_PROBLEM REQUIREMENTS_.
How many lines in the material below include the string "text"? Only the number should be given.

******************************

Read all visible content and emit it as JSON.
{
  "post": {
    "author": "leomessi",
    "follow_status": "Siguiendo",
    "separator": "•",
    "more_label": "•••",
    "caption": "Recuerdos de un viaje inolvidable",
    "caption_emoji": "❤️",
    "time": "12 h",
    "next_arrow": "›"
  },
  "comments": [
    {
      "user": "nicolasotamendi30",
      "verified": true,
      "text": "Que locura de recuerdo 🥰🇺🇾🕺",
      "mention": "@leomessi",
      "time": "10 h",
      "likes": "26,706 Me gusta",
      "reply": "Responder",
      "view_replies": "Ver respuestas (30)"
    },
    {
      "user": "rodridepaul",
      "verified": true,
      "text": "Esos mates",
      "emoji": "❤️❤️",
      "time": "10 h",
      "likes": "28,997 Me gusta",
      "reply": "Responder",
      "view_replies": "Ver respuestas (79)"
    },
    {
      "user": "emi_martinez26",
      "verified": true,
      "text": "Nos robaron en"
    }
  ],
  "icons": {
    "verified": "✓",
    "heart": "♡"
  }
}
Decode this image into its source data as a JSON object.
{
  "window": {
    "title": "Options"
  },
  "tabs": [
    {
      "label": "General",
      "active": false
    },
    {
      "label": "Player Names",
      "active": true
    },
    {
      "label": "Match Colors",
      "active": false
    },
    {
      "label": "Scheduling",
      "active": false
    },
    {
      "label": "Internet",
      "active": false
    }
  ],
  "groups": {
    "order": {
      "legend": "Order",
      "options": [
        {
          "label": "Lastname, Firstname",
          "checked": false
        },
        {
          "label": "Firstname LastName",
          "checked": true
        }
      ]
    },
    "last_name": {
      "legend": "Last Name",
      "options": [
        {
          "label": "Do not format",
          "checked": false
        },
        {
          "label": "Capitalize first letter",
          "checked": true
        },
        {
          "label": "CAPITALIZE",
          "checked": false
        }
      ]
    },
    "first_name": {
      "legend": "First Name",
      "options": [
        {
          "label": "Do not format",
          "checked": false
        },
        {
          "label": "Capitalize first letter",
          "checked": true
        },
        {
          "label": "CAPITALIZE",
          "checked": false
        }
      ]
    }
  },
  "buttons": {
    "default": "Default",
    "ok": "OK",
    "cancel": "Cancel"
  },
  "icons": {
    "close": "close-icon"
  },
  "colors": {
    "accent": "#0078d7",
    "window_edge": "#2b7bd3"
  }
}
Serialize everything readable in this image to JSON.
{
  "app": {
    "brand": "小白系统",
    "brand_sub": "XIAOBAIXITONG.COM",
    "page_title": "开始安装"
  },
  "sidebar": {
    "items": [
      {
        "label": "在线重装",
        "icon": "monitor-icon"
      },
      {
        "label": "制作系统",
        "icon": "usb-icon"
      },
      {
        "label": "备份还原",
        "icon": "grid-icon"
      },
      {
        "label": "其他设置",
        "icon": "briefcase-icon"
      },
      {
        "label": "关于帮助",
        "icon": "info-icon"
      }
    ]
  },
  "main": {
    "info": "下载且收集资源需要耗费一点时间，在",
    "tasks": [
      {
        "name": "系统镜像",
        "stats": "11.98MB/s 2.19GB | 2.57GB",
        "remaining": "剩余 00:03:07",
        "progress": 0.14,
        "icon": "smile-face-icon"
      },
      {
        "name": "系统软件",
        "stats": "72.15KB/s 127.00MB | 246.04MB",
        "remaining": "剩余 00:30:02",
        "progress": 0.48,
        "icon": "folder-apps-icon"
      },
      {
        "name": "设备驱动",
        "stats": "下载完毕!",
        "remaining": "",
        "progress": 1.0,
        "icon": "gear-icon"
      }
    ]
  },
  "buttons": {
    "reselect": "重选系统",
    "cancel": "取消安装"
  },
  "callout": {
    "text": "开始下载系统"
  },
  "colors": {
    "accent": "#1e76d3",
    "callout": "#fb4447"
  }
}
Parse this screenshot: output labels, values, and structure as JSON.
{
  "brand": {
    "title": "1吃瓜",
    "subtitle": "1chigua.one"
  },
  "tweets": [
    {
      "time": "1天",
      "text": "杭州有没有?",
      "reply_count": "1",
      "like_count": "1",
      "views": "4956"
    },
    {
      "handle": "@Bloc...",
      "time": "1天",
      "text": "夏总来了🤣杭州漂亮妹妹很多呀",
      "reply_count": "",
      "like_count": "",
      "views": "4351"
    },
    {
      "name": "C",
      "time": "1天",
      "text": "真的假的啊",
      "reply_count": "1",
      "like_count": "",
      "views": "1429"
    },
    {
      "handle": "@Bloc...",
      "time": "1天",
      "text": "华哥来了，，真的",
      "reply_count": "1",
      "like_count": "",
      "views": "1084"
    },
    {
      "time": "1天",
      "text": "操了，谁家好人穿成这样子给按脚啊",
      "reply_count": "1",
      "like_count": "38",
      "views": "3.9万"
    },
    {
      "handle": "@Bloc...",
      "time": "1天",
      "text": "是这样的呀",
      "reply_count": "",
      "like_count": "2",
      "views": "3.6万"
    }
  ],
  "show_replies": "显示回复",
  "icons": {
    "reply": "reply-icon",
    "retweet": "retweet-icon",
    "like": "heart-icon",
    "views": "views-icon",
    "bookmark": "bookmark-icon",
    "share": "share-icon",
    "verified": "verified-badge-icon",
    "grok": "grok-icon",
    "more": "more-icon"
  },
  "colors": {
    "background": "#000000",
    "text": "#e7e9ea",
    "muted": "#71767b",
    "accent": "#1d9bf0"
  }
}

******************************

_TASK OUTPUT_.
11